[January 14, 2020] “Death to the Dictator” was the chant from Iranians after demonstrations that broke out at several Tehran universities.1 These political problems come in the aftermath of Iran’s leaders adamantly denying involvement in the crash of a civilian passenger airplane. For three days, Iran blamed the plane’s crash on an engine malfunction. What the leaders learned quickly was that there are consequences for lying.
Lying is something we all struggle to control. But in some cultures, lying is tolerated, if done for a “good reason.” Some say that leaders in the Middle East are always after the best possible deal they can get, no matter what it takes, and “that includes lying,” according to U.S. Rep. Duncan Hunter (R-CA). It is “honorable and heroic to successfully lie and deceive the infidels,” in this case Americans.2
Successful lying in today’s electronic and social-media-filled world is difficult. There can be a severe blowback when high-ranking government officials lie to deflect blame for poor decision-making. The old joke that politicians are lying only when their lips are moving is apt in this situation.
Iran had vowed revenge for the U.S. killing of General Qassem Soleimani while he was at the Baghdad, Iraq airport (see my earlier comments here). There was a promise by senior government officials that America would pay for the “assassination.” Rockets were fired from Iran onto U.S. bases in Iraq.3 No one was killed. But the Iranian government claimed that 30 American servicemen were eliminated in the retaliatory strike — another lie.
Iran’s Ayatollah Seyed Ali Khamenei went public to admit his regime had mistakenly shot down the civilian passenger plane; killing all 176 aboard including many Iranians.

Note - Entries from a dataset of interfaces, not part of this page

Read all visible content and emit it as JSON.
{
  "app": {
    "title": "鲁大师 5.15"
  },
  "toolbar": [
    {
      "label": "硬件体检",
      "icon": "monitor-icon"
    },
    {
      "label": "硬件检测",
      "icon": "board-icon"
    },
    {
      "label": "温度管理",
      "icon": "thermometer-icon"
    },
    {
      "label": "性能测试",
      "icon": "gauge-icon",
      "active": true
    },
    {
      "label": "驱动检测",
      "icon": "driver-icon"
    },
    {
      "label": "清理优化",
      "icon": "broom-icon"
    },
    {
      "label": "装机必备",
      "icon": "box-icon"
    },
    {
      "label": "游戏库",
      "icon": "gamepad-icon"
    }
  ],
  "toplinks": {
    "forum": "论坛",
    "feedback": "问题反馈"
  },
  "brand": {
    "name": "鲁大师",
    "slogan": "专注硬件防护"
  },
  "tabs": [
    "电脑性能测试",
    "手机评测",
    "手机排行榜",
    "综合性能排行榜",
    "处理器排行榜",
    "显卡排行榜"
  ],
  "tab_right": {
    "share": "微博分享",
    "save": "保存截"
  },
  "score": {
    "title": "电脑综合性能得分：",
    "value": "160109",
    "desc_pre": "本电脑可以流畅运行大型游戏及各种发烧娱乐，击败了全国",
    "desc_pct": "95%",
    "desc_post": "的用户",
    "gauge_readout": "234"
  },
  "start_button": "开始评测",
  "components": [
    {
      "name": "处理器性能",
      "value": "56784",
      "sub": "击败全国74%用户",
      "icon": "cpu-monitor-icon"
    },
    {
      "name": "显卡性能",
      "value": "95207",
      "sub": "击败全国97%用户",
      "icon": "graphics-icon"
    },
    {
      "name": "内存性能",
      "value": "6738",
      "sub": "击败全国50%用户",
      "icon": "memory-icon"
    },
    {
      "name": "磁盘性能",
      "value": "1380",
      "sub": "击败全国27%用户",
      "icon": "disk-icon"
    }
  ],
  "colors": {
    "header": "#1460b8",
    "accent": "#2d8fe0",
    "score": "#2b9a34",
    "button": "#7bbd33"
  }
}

What began as vigils for Iranian lives lost on the flight soon turned to outrage at the regime. Angry crowds gathered around Tehran and other cities to send a clear message that they will not tolerate their government lying to them. “Death to liars” and “Death to the Islamic Republic” were other chants at the demonstrations. In a theocratic dictatorship, this is rare and not tolerated.

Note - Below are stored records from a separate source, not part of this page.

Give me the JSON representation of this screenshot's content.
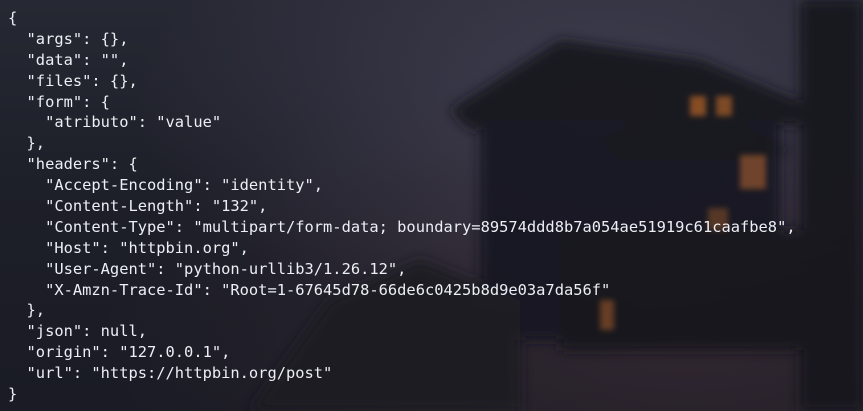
{
  "terminal": {
    "lines": [
      "{",
      "  \"args\": {},",
      "  \"data\": \"\",",
      "  \"files\": {},",
      "  \"form\": {",
      "    \"atributo\": \"value\"",
      "  },",
      "  \"headers\": {",
      "    \"Accept-Encoding\": \"identity\",",
      "    \"Content-Length\": \"132\",",
      "    \"Content-Type\": \"multipart/form-data; boundary=89574ddd8b7a054ae51919c61caafbe8\",",
      "    \"Host\": \"httpbin.org\",",
      "    \"User-Agent\": \"python-urllib3/1.26.12\",",
      "    \"X-Amzn-Trace-Id\": \"Root=1-67645d78-66de6c0425b8d9e03a7da56f\"",
      "  },",
      "  \"json\": null,",
      "  \"origin\": \"127.0.0.1\",",
      "  \"url\": \"https://httpbin.org/post\"",
      "}"
    ]
  },
  "colors": {
    "text": "#eceff4",
    "background": "#1d1f29",
    "window_glow": "#e0792c"
  }
}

Deflecting blame is another tactic of dictatorships. By doing so, it gives that person a pass on their culpability and failures. It didn’t take long. After the acknowledgment that Iranian air defense forces shot down the passenger plane, the Iranian government blamed it on “US adventurism” for the fatal error. A government spokesman said that the delay in releasing the information was not aimed at hiding the issue but it is the routine drill first to study the case.
More lies from the Iranian government, which all can see, continues. Iranian President Hassan Rouhani released a statement saying that “The Islamic Republic of Iran deeply regrets this disastrous mistake.” I bet they do but not for the reasons they imply.